Love & Hip Hop: Atlanta's Mo Fayne charged with bank fraud after splurging $2M PPP coronavirus loan on bling
The reality TV star obtained a Paycheck Protection Program loan in the name of a trucking company called Flame Trucking, claiming he had 107 employees and a monthly payroll of about $1.5 million
Maurice Fayne, also known as Mo Fayne and Arkansas Mo, a trucking company owner and the fiancé of Karlie Redd, who appeared in nine episodes of ‘Love and Hip Hop: Atlanta’ Season 8, was charged with federal bank fraud, according to the U.S. Department of Justice, on Wednesday, May 13.
As per reports, the 37-year-old entrepreneur from Dacula, Georgia, obtained a Paycheck Protection Program loan in the name of a trucking company called Flame Trucking, claiming he had 107 employees and an average monthly payroll of about $1.5 million. However, he allegedly spent the funds on himself. Fayne, per The Hollywood Reporter, made his initial court appearance May 13.
The former reality TV star reportedly secured a loan for more than $2 million, claiming it was for his payroll. However, he allegedly used more than $1.5 million on jewelry, including a Rolex Presidential watch, a diamond bracelet, and a 5.73-carat diamond ring for himself. Fayne has also reportedly been accused of using the federal funds to pay $40,000 in child support.
“The defendant allegedly stole money meant to assist hard-hit employees and businesses during these difficult times, and instead greedily used the money to bankroll his lavish purchases of jewelry and other personal items,” Assistant Attorney General Brian A. Benczkowski said in a statement. “The department will remain steadfast in our efforts to root out and prosecute frauds against the Paycheck Protection Program.”
According to the U.S. Department of The Treasury, the Paycheck Protection Program provides small businesses with funds to pay up to eight weeks of payroll costs including benefits. Funds can also be used to pay interest on mortgages, rent, and utilities.
Loan payments under this program are deferred for six months. No collateral or personal guarantees are required. Neither the government nor lenders are to charge small businesses any fees. The program, part of the CARES Act, was instituted in April and is meant to keep workforces employed during the Coronavirus (COVID-19) crisis.
Fayne reportedly denied the allegations when initially interviewed by federal agents. Per reports, however, after a search of his home on Monday, May 11, federal agents seized approximately $80,000 in cash, including $9,400 that Fayne had in his pockets, and the jewelry he allegedly purchased with the PPP funds, according to the DOJ.

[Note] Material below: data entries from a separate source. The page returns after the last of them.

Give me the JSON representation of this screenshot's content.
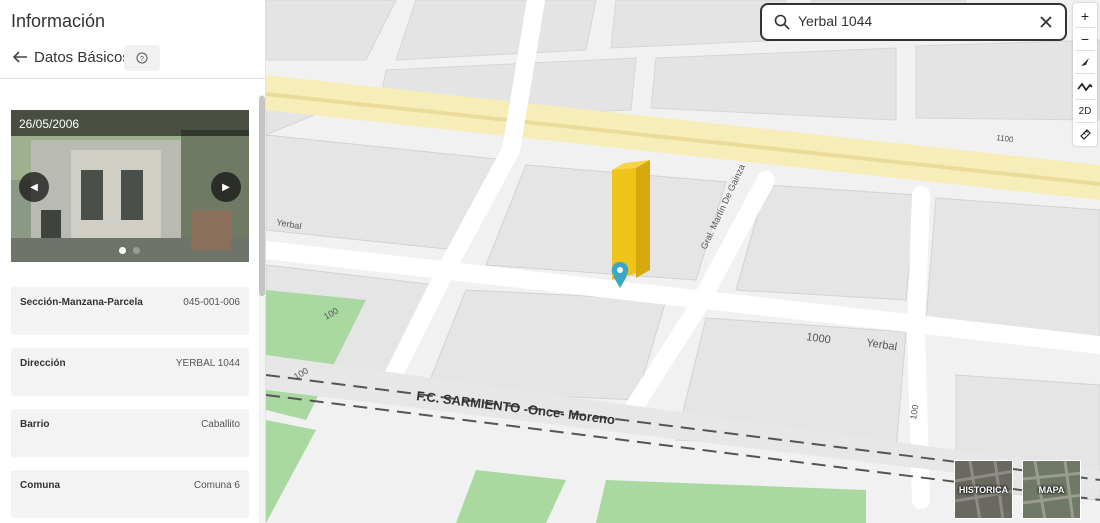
{
  "panel": {
    "title": "Información",
    "section": "Datos Básicos"
  },
  "photo": {
    "date": "26/05/2006",
    "slide_count": 2,
    "active_slide": 1
  },
  "fields": [
    {
      "label": "Sección-Manzana-Parcela",
      "value": "045-001-006"
    },
    {
      "label": "Dirección",
      "value": "YERBAL 1044"
    },
    {
      "label": "Barrio",
      "value": "Caballito"
    },
    {
      "label": "Comuna",
      "value": "Comuna 6"
    }
  ],
  "search": {
    "value": "Yerbal 1044"
  },
  "controls": {
    "zoom_in": "+",
    "zoom_out": "−",
    "view_2d": "2D"
  },
  "basemaps": {
    "historica": "HISTORICA",
    "mapa": "MAPA"
  },
  "map_labels": {
    "street_yerbal": "Yerbal",
    "street_yerbal_number": "1000",
    "street_gavina": "Gral. Martín De Gainza",
    "street_yerbal_left": "Yerbal",
    "rail": "F.C. SARMIENTO -Once- Moreno",
    "num_100_a": "100",
    "num_100_b": "100",
    "num_100_c": "100",
    "num_1100": "1100"
  },
  "colors": {
    "building": "#f0c419",
    "marker": "#3aa6c8",
    "avenue": "#f5eab2",
    "park": "#a8d8a0",
    "road": "#ffffff",
    "block": "#e6e6e6"
  }
}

Agents also reportedly discovered a 2019 Rolls-Royce Wraith, which still had a temporary dealer tag on it, and seized approximately $503,000 in PPP funds from three bank accounts Fayne owned or controlled.